Not many people earn the nickname “Motivated.”
But then again, not many people live life with the passion and intensity that Brandon “Motivated” Cook did.
Despite being born with the congenital disorder spina bifida, Brandon came to a realization early on in life. The disability didn’t own him. He owned the disability. And nothing was going to get in his way. Not the fact he was wheelchair bound. Not the fact he had nine surgeries by the time he was 20. Not the fact that some viewed him as being different.
Some days were tougher than others. He’d begin asking why. But in those times, he always had the words of his mother, Monica, ringing in his ears.
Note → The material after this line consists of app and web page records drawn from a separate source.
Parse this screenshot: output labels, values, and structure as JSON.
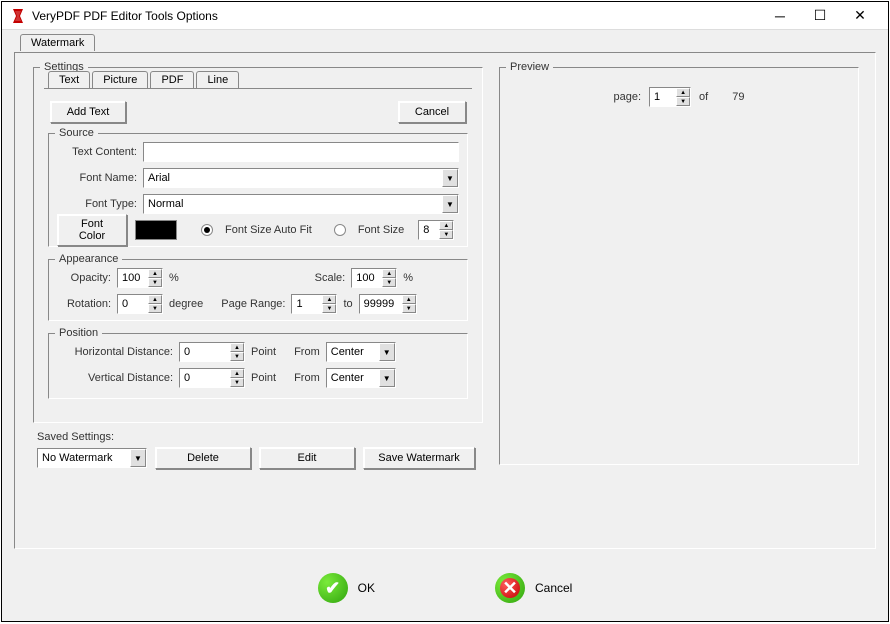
{
  "window": {
    "title": "VeryPDF PDF Editor Tools Options"
  },
  "mainTab": "Watermark",
  "settings": {
    "legend": "Settings",
    "tabs": [
      "Text",
      "Picture",
      "PDF",
      "Line"
    ],
    "activeTab": "Text",
    "addText": "Add Text",
    "cancel": "Cancel"
  },
  "source": {
    "legend": "Source",
    "textContentLabel": "Text Content:",
    "textContent": "",
    "fontNameLabel": "Font Name:",
    "fontName": "Arial",
    "fontTypeLabel": "Font Type:",
    "fontType": "Normal",
    "fontColorLabel": "Font Color",
    "fontColor": "#000000",
    "fontSizeAutoFitLabel": "Font Size Auto Fit",
    "fontSizeLabel": "Font Size",
    "fontSize": "8",
    "fontSizeMode": "auto"
  },
  "appearance": {
    "legend": "Appearance",
    "opacityLabel": "Opacity:",
    "opacity": "100",
    "opacityUnit": "%",
    "scaleLabel": "Scale:",
    "scale": "100",
    "scaleUnit": "%",
    "rotationLabel": "Rotation:",
    "rotation": "0",
    "rotationUnit": "degree",
    "pageRangeLabel": "Page Range:",
    "pageFrom": "1",
    "toLabel": "to",
    "pageTo": "99999"
  },
  "position": {
    "legend": "Position",
    "hDistLabel": "Horizontal Distance:",
    "hDist": "0",
    "vDistLabel": "Vertical Distance:",
    "vDist": "0",
    "pointLabel": "Point",
    "fromLabel": "From",
    "hFrom": "Center",
    "vFrom": "Center"
  },
  "saved": {
    "label": "Saved Settings:",
    "current": "No Watermark",
    "delete": "Delete",
    "edit": "Edit",
    "save": "Save Watermark"
  },
  "preview": {
    "legend": "Preview",
    "pageLabel": "page:",
    "page": "1",
    "ofLabel": "of",
    "total": "79"
  },
  "footer": {
    "ok": "OK",
    "cancel": "Cancel"
  }
}
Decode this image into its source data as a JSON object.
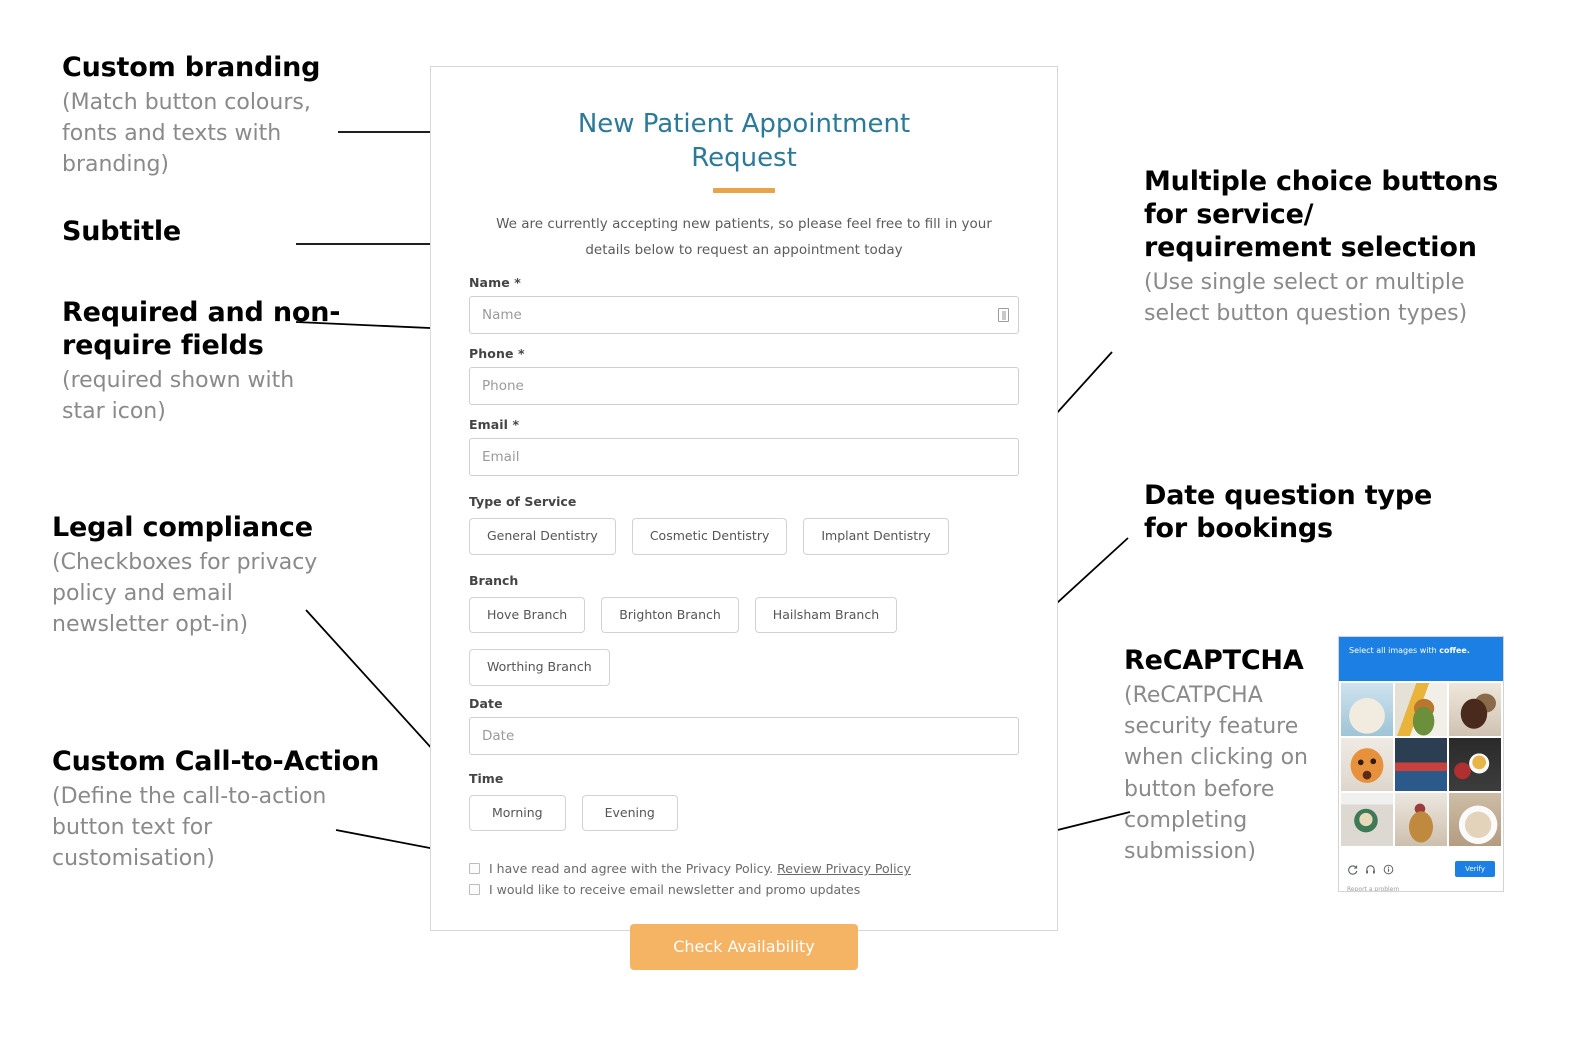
{
  "annotations": {
    "custom_branding": {
      "title": "Custom branding",
      "sub": "(Match button colours,\nfonts and texts with\nbranding)"
    },
    "subtitle": {
      "title": "Subtitle",
      "sub": ""
    },
    "required_fields": {
      "title": "Required and non-\nrequire fields",
      "sub": "(required shown with\nstar icon)"
    },
    "legal_compliance": {
      "title": "Legal compliance",
      "sub": "(Checkboxes for privacy\npolicy and email\nnewsletter opt-in)"
    },
    "custom_cta": {
      "title": "Custom Call-to-Action",
      "sub": "(Define the call-to-action\nbutton text for\ncustomisation)"
    },
    "multiple_choice": {
      "title": "Multiple choice buttons\nfor service/\nrequirement selection",
      "sub": "(Use single select or multiple\nselect button question types)"
    },
    "date_question": {
      "title": "Date question type\nfor bookings",
      "sub": ""
    },
    "recaptcha": {
      "title": "ReCAPTCHA",
      "sub": "(ReCATPCHA\nsecurity feature\nwhen clicking on\nbutton before\ncompleting\nsubmission)"
    }
  },
  "form": {
    "title": "New Patient Appointment Request",
    "subtitle": "We are currently accepting new patients, so please feel free to fill in your details below to request an appointment today",
    "accent_color": "#e8a44a",
    "title_color": "#2b7a99",
    "fields": [
      {
        "label": "Name",
        "required_mark": "*",
        "placeholder": "Name",
        "has_icon": true
      },
      {
        "label": "Phone",
        "required_mark": "*",
        "placeholder": "Phone",
        "has_icon": false
      },
      {
        "label": "Email",
        "required_mark": "*",
        "placeholder": "Email",
        "has_icon": false
      }
    ],
    "service_group": {
      "label": "Type of Service",
      "options": [
        "General Dentistry",
        "Cosmetic Dentistry",
        "Implant Dentistry"
      ]
    },
    "branch_group": {
      "label": "Branch",
      "options": [
        "Hove Branch",
        "Brighton Branch",
        "Hailsham Branch",
        "Worthing Branch"
      ]
    },
    "date_field": {
      "label": "Date",
      "placeholder": "Date"
    },
    "time_group": {
      "label": "Time",
      "options": [
        "Morning",
        "Evening"
      ]
    },
    "checkboxes": [
      {
        "text": "I have read and agree with  the Privacy Policy.",
        "link": "Review Privacy Policy",
        "checked": false
      },
      {
        "text": "I would like to receive email newsletter and promo updates",
        "link": "",
        "checked": false
      }
    ],
    "cta": {
      "label": "Check Availability",
      "color": "#f5b364"
    }
  },
  "captcha": {
    "prompt_prefix": "Select all images with ",
    "prompt_bold": "coffee.",
    "verify_label": "Verify",
    "report_label": "Report a problem",
    "header_color": "#1b7fe3",
    "cells": [
      "granola-yogurt-bowl",
      "burger-and-beer",
      "grilled-meat-plate",
      "orange-soup-face",
      "raspberry-dessert-tray",
      "espresso-cup-yellow",
      "latte-art-green-cup",
      "pie-slice-plate",
      "cappuccino-white-cup"
    ]
  }
}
“I told him you have two choices. You can sit around feeling sorry for yourself, or you can get up, get motivated, and do something about it,” said Monica. “I told him ‘can’t’ is not in your vocabulary. You’ll always have struggles. It’s a matter of what you do with those struggles.”
Those words very much defined the rest of Brandon’s life, and no doubt served as a catalyst for him to show the world just what he had.
By age six, he was playing adaptive sports. In high school, he competed in adaptive track and field in the 100-meter, 200-meter, 400-meter, 800-meter, 1-mile, 2-mile, shot put, discus, and javelin.
As a junior, he was a regional qualifier in the 1-mile with a time of 4:55.
He later continued his education and athletics at Pima Community College and the University of Arizona as a member of the wheelchair track and basketball teams.
He was an avid weight lifter, working out six or seven days a week. At age 20, weighing only 87 pounds, he was maxing 190 pounds on bench press.
His goal was to become part of the USA Paralympics Team in weight lifting.
Life was just starting, but he had lived bigger in his 20 years than many do in a lifetime.
He was well known and well liked. He was strong in his faith.
“He always had a drive, a motivation,” said Monica. “My husband and I always pushed him to be the best person he could be. He didn’t feel sorry for himself, because we never felt sorry for him. We always told him that God put him on this Earth with a disability for a reason.”
On Dec. 28, 2013, Brandon’s time on earth came to an end when he was involved in an accident while riding on an ATV. He died soon thereafter from complications.
But the message he left behind lives on: “Keep going. Don’t live idly. Never let fear get the best of you. Live on your terms. Beat the odds. Make a difference.”
Before he died, Brandon was working to incorporate wheelchair races for the Marana Run walk 2014. Not only will that project be seen through, the race itself is being dedicated to Brandon’s memory.
In Brandon’s wake, the race is more than just a group of people running. It is symbolic of overcoming life’s obstacles, and that’s a message Monica promotes to this day.
“Never let anyone tell you that you can’t do something,” she said. “If you have the will, if you have the power, there is always a way.”
For more information on the race, visit www.maranarun.com.